== Aim of the exercise ==
Take from the records below each line that holds "JSON".

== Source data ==
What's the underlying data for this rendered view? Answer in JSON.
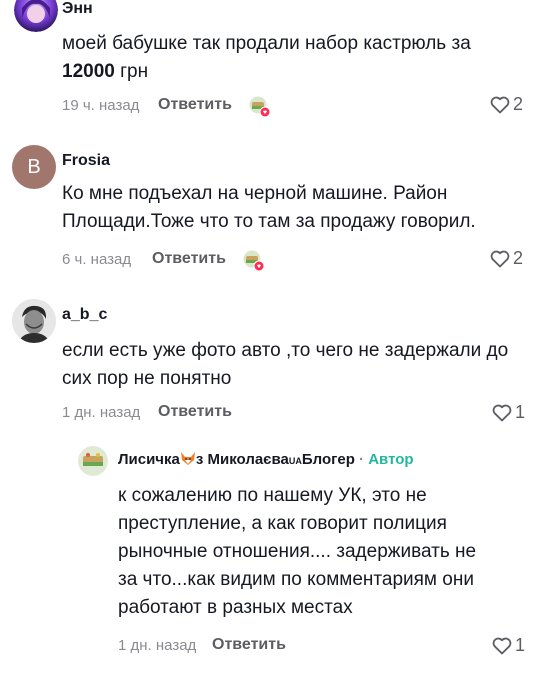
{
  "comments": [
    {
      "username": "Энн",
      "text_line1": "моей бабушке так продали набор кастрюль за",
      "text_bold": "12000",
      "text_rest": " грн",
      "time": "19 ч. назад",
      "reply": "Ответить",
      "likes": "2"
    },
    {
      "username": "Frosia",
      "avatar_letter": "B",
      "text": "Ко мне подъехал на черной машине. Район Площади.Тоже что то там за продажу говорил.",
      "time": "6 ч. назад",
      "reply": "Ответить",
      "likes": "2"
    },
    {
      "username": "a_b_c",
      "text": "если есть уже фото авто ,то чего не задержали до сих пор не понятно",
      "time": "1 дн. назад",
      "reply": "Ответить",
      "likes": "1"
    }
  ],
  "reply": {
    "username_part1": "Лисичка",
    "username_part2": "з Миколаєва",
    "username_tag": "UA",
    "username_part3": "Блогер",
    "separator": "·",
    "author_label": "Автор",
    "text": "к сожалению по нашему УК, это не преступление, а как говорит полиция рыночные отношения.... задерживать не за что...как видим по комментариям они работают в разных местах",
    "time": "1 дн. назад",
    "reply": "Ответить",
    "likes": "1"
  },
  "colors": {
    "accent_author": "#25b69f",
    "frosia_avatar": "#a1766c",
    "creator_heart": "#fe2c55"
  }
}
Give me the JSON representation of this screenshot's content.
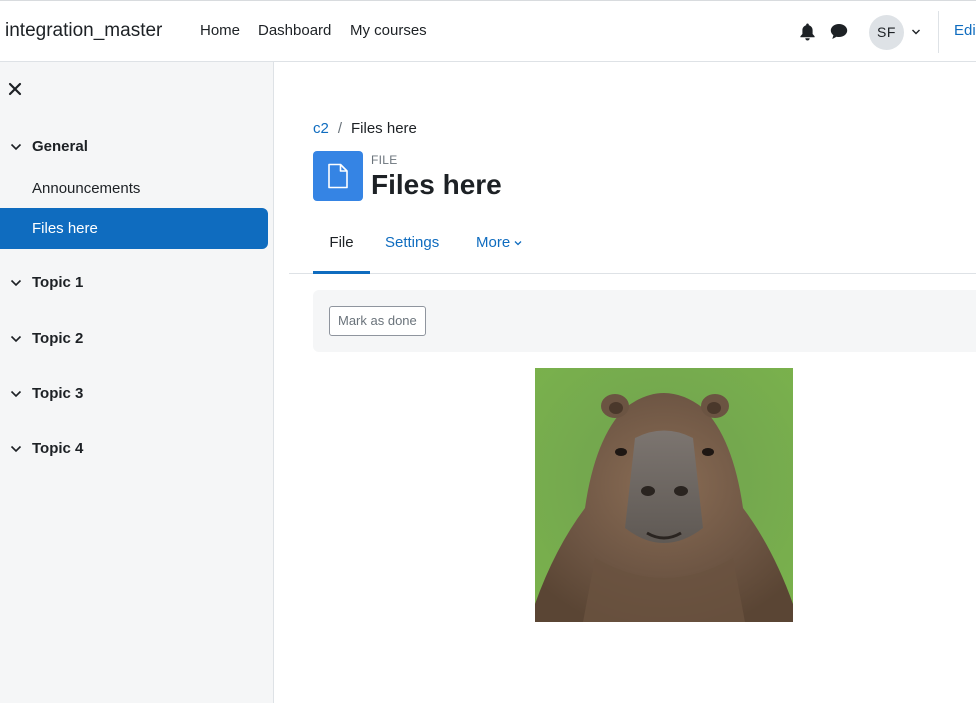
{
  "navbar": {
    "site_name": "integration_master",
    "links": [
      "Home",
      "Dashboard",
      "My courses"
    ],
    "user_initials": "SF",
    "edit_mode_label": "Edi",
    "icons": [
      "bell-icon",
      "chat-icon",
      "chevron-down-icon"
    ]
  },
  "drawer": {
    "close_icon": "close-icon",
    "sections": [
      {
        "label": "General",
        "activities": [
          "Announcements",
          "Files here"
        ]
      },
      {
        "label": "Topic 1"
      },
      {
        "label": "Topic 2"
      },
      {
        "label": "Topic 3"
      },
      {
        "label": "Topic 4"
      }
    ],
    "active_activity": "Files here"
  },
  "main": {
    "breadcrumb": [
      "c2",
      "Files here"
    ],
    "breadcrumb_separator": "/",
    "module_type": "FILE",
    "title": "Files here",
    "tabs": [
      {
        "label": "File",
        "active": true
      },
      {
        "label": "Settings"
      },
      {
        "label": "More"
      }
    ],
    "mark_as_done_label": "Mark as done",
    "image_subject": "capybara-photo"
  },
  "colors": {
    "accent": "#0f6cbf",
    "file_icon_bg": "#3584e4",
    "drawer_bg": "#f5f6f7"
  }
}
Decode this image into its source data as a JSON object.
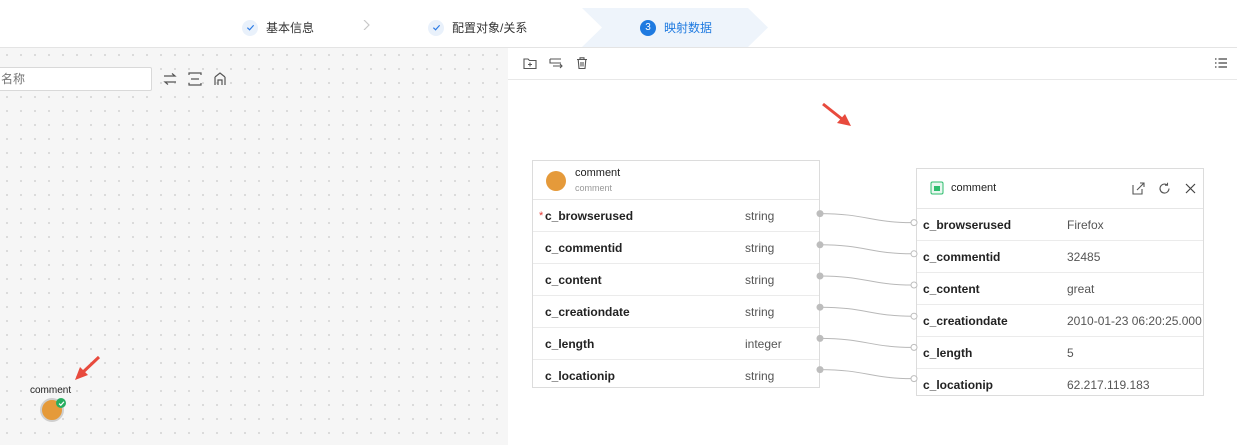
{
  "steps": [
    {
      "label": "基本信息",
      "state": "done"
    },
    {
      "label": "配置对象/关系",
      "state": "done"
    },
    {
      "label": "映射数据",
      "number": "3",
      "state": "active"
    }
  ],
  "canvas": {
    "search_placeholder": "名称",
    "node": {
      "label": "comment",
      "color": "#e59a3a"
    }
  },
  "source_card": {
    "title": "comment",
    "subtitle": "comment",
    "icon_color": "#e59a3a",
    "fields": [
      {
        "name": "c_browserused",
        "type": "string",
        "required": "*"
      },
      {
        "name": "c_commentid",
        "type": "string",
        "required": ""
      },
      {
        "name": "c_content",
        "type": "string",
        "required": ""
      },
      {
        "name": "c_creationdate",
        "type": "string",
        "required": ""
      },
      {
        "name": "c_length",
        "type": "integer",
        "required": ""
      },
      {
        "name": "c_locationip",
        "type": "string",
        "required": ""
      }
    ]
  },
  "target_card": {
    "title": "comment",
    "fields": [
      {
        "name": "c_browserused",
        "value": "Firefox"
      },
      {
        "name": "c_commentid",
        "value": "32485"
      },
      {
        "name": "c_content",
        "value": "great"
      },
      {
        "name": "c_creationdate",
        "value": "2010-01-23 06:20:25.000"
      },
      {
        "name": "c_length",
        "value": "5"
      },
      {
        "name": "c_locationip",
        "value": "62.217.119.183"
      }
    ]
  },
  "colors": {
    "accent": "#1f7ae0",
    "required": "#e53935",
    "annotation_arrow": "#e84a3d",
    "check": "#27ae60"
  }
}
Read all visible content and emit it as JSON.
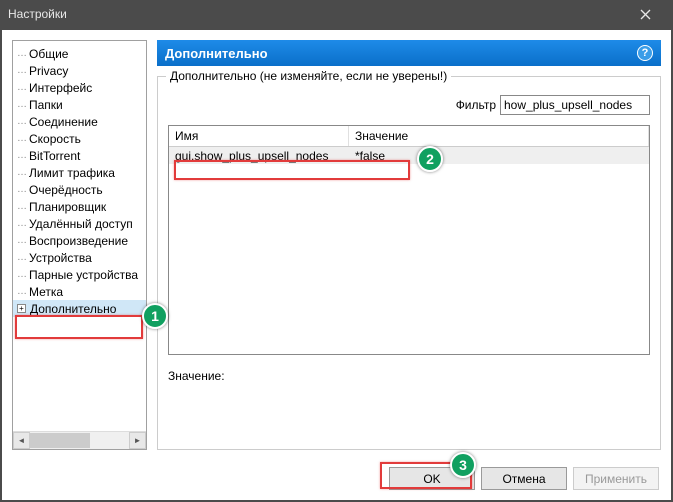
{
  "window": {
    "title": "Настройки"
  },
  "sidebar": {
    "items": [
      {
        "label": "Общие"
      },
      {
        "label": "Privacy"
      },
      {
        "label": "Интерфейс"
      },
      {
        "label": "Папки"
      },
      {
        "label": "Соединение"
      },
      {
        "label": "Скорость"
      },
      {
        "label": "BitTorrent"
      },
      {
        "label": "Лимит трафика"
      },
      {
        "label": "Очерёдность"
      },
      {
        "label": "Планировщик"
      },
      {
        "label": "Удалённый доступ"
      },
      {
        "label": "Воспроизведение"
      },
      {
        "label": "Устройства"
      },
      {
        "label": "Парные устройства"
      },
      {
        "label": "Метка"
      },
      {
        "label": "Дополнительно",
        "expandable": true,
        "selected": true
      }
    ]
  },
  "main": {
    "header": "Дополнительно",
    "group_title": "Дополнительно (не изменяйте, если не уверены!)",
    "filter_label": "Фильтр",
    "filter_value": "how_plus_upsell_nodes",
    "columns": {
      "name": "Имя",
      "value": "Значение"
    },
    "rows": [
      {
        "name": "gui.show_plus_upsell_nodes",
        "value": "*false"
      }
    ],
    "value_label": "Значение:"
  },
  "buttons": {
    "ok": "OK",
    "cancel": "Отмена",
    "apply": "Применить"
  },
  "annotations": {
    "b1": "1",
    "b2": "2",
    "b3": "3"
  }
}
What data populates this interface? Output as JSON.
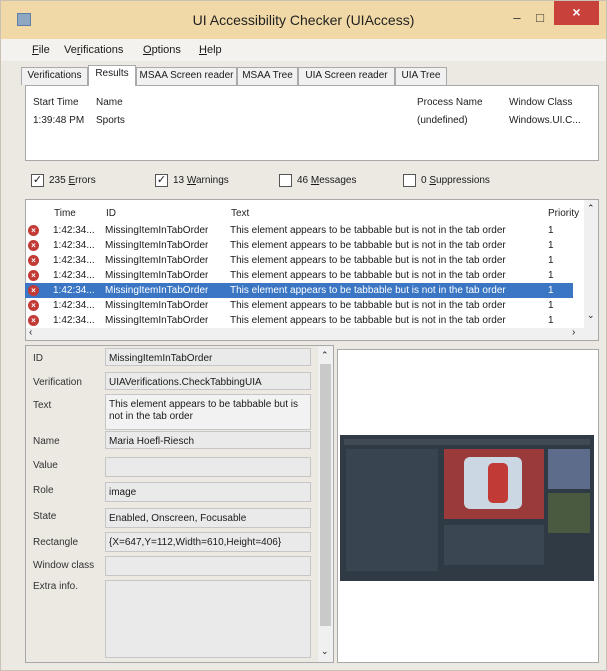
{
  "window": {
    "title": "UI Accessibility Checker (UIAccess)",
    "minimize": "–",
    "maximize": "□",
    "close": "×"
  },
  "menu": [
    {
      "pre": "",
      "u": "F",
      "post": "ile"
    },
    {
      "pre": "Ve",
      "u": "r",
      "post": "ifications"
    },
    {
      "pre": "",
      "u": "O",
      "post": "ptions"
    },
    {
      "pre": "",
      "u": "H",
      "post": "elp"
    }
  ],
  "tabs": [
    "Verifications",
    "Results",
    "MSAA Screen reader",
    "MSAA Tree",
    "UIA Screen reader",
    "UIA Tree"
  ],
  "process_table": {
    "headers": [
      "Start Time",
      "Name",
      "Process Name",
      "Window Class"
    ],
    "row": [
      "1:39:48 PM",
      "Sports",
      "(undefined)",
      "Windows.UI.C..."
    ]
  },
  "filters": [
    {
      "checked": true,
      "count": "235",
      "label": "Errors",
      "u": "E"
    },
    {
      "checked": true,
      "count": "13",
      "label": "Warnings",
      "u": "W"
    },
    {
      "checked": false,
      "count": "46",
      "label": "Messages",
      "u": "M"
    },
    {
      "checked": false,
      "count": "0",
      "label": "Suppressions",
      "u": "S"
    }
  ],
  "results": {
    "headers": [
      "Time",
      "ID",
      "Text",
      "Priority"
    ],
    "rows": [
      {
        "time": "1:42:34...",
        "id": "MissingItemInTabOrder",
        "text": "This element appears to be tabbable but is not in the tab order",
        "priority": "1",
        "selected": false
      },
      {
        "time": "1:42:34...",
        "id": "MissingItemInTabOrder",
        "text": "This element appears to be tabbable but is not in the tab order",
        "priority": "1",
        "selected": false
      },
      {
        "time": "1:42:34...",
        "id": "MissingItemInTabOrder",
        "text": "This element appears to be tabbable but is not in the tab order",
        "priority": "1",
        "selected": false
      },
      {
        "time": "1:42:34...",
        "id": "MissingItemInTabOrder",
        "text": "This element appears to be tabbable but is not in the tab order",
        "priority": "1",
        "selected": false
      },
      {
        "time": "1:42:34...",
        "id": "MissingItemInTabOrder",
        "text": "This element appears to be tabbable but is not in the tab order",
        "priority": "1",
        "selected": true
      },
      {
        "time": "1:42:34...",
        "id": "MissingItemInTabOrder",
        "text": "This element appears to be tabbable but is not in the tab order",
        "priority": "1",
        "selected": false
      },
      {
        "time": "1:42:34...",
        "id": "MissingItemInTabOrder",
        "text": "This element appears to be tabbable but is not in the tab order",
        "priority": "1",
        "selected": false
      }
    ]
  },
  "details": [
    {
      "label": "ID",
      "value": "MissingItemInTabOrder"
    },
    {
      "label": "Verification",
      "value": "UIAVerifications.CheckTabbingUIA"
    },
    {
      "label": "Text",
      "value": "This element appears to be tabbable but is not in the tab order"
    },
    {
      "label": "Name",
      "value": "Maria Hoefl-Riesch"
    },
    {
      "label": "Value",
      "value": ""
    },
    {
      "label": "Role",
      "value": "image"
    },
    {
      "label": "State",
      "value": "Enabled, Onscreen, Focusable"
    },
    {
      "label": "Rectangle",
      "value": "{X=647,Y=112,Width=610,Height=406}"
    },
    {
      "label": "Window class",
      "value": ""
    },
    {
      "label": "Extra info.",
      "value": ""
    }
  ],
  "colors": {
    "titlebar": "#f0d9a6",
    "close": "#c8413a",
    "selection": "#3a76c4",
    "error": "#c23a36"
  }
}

== Output for this exercise ==
What's the underlying data for this rendered view? Answer in JSON.
Give me the JSON representation of this screenshot's content.
Decode this image into its source data as a JSON object.
Read all visible content and emit it as JSON.
What data populates this interface? Output as JSON.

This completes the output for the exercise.